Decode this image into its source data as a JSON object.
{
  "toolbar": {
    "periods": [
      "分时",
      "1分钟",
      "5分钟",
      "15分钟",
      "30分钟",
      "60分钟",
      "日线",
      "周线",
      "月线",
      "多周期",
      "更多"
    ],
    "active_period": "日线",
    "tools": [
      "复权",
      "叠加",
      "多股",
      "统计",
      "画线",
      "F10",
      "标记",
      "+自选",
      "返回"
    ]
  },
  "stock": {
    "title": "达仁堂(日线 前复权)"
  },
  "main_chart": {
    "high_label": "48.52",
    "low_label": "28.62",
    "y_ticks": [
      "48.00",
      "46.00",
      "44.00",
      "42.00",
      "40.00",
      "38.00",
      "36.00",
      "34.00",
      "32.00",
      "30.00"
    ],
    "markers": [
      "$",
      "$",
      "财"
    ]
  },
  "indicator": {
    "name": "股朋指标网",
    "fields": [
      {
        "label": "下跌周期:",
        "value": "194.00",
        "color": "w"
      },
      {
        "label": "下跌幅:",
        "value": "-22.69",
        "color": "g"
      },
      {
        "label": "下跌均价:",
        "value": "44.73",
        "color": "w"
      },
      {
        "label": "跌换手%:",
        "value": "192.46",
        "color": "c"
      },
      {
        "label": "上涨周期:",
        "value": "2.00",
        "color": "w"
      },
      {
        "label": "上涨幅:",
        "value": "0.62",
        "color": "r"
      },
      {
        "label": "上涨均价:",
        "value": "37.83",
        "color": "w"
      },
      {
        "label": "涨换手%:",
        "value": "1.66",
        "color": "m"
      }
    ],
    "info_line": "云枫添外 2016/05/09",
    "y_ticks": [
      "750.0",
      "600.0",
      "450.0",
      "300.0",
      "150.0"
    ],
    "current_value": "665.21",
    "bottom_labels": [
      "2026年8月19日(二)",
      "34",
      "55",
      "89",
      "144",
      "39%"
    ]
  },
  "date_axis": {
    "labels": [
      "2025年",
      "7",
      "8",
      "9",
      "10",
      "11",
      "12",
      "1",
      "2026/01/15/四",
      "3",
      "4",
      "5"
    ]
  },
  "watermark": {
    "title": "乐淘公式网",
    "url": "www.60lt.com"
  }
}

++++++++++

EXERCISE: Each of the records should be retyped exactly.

ANSWER TO THIS TASK:
Decode this image into its source data as a JSON object.
{
  "toolbar": {
    "periods": [
      "分时",
      "1分钟",
      "5分钟",
      "15分钟",
      "30分钟",
      "60分钟",
      "日线",
      "周线",
      "月线",
      "多周期",
      "更多"
    ],
    "active_period": "日线",
    "tools": [
      "复权",
      "叠加",
      "多股",
      "统计",
      "画线",
      "F10",
      "标记",
      "+自选",
      "返回"
    ]
  },
  "stock": {
    "title": "达仁堂(日线 前复权)"
  },
  "main_chart": {
    "high_label": "48.52",
    "low_label": "28.62",
    "y_ticks": [
      "48.00",
      "46.00",
      "44.00",
      "42.00",
      "40.00",
      "38.00",
      "36.00",
      "34.00",
      "32.00",
      "30.00"
    ],
    "markers": [
      "$",
      "$",
      "财"
    ]
  },
  "indicator": {
    "name": "股朋指标网",
    "fields": [
      {
        "label": "下跌周期:",
        "value": "194.00",
        "color": "w"
      },
      {
        "label": "下跌幅:",
        "value": "-22.69",
        "color": "g"
      },
      {
        "label": "下跌均价:",
        "value": "44.73",
        "color": "w"
      },
      {
        "label": "跌换手%:",
        "value": "192.46",
        "color": "c"
      },
      {
        "label": "上涨周期:",
        "value": "2.00",
        "color": "w"
      },
      {
        "label": "上涨幅:",
        "value": "0.62",
        "color": "r"
      },
      {
        "label": "上涨均价:",
        "value": "37.83",
        "color": "w"
      },
      {
        "label": "涨换手%:",
        "value": "1.66",
        "color": "m"
      }
    ],
    "info_line": "云枫添外 2016/05/09",
    "y_ticks": [
      "750.0",
      "600.0",
      "450.0",
      "300.0",
      "150.0"
    ],
    "current_value": "665.21",
    "bottom_labels": [
      "2026年8月19日(二)",
      "34",
      "55",
      "89",
      "144",
      "39%"
    ]
  },
  "date_axis": {
    "labels": [
      "2025年",
      "7",
      "8",
      "9",
      "10",
      "11",
      "12",
      "1",
      "2026/01/15/四",
      "3",
      "4",
      "5"
    ]
  },
  "watermark": {
    "title": "乐淘公式网",
    "url": "www.60lt.com"
  }
}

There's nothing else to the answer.